Toro Rosso used guesswork to design the installation of its 2015-spec Ferrari Formula 1 engine while waiting for confirmation of the deal, says technical director James Key.
The team did not get confirmation that it would be swapping supplier from Renault until early November and that made preparations difficult considering the architecture of the car had been agreed in August.
But Toro Rosso knew that it was a strong possibility so began preparing a contingency plan using the resources that were available.
"When it became clear the power unit may or may not change and when that change would be confirmed was unclear, we carried on with what we knew and we tried to guess what to do," Key told Autosport.
"It sounds crazy but there are pictures around, ideas and a bit of hearsay.
"You have to put together some contingency based on that.
"It looked likely Ferrari could be a go-ahead but we couldn't talk to them about design options until a deal was signed.
"We made CAD models from pictures.

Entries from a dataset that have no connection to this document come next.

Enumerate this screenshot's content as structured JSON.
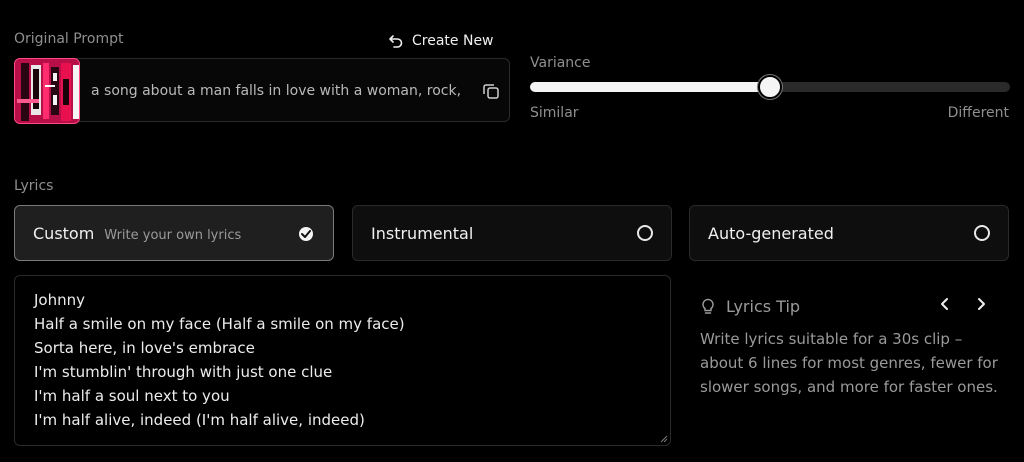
{
  "prompt_section": {
    "label": "Original Prompt",
    "create_new_label": "Create New",
    "prompt_text": "a song about a man falls in love with a woman, rock,"
  },
  "variance": {
    "label": "Variance",
    "min_label": "Similar",
    "max_label": "Different",
    "value_fraction": 0.5
  },
  "lyrics_section": {
    "label": "Lyrics",
    "options": [
      {
        "title": "Custom",
        "subtitle": "Write your own lyrics",
        "selected": true
      },
      {
        "title": "Instrumental",
        "subtitle": "",
        "selected": false
      },
      {
        "title": "Auto-generated",
        "subtitle": "",
        "selected": false
      }
    ],
    "lines": [
      "Johnny",
      "Half a smile on my face (Half a smile on my face)",
      "Sorta here, in love's embrace",
      "I'm stumblin' through with just one clue",
      "I'm half a soul next to you",
      "I'm half alive, indeed (I'm half alive, indeed)"
    ]
  },
  "tip": {
    "title": "Lyrics Tip",
    "body": "Write lyrics suitable for a 30s clip – about 6 lines for most genres, fewer for slower songs, and more for faster ones."
  },
  "colors": {
    "background": "#000000",
    "accent_thumb": "#c4124f"
  }
}
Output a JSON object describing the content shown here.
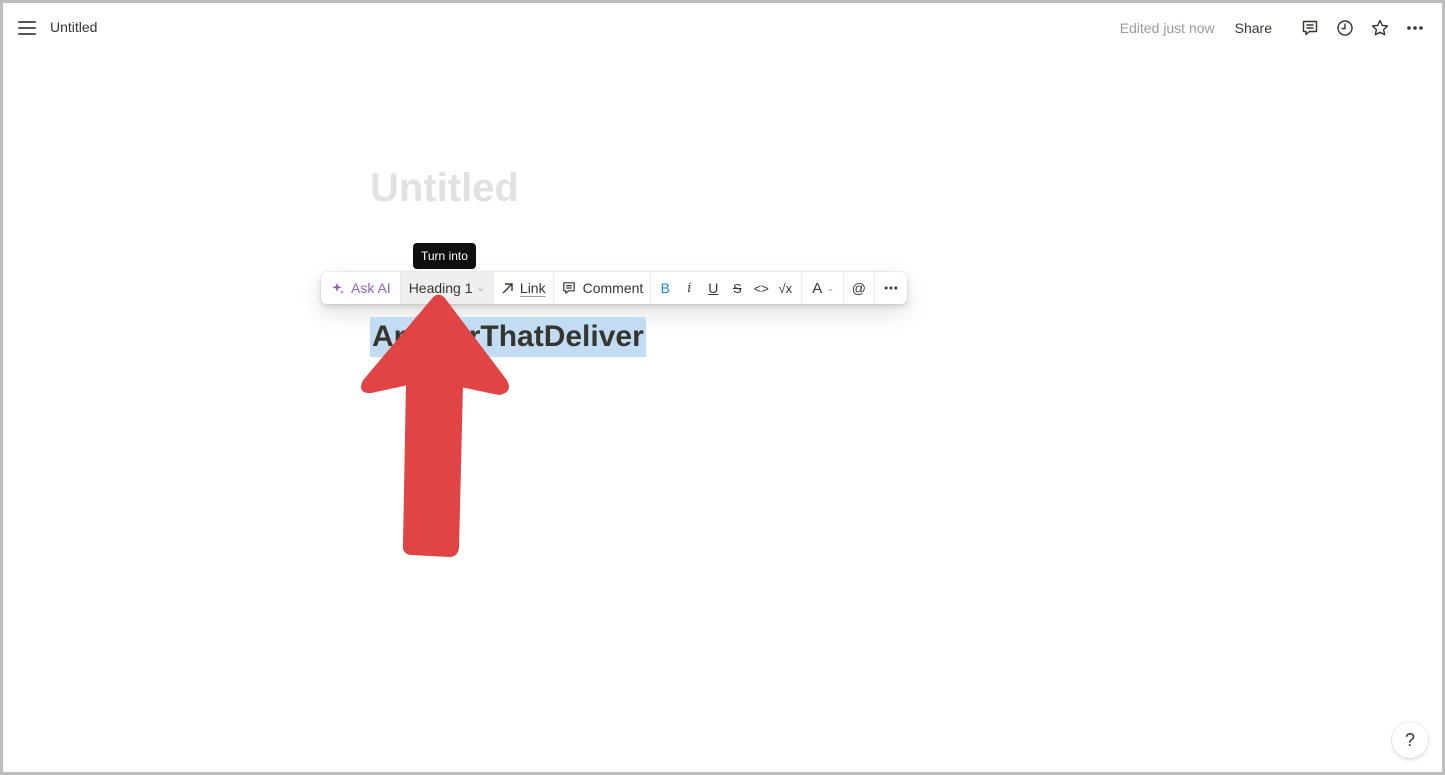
{
  "topbar": {
    "menu_icon": "hamburger-menu-icon",
    "page_name": "Untitled",
    "edited_status": "Edited just now",
    "share_label": "Share",
    "icons": [
      "comment-icon",
      "clock-history-icon",
      "star-icon",
      "more-horizontal-icon"
    ]
  },
  "page": {
    "title_placeholder": "Untitled",
    "heading_text": "AnswerThatDeliver"
  },
  "tooltip": {
    "text": "Turn into"
  },
  "toolbar": {
    "ask_ai": "Ask AI",
    "block_type": "Heading 1",
    "link": "Link",
    "comment": "Comment",
    "bold": "B",
    "italic": "i",
    "underline": "U",
    "strikethrough": "S",
    "code": "<>",
    "math": "√x",
    "text_color": "A",
    "mention": "@",
    "more": "•••"
  },
  "help": {
    "label": "?"
  },
  "colors": {
    "ai_purple": "#9065b0",
    "bold_blue": "#2383e2",
    "selection_blue": "#c2dcf4",
    "annotation_arrow": "#e04444"
  }
}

It sounds crude but what else could you do?"
When asked if the team was close with its estimations, Key said: "Yes, actually which was surprising.
"We did a worst case scenario packaging exercise with what you can see and when we began to get design data through, it was 'ah OK this is a bit better than we thought'.
"So from a pure packaging point of view, which is just 10 per cent of the whole exercise because it's all about detail, we got to a point where we at least had some form of familiarity and we were able to continue in a direction.
"What is tricky is not really the shape of the engine, it's the detail and specification of things.
"When you develop a cooling system, you put a lot of R&D into that to come up with the right specifications that match what the engine needs and what the chassis needs.
"Normally you spend months on that but we did it in two weeks so that was where we have really succeeded, to get through those hurdles.
"The production guys have been outstanding, to get everything ready in time. So it's been a hell of three months."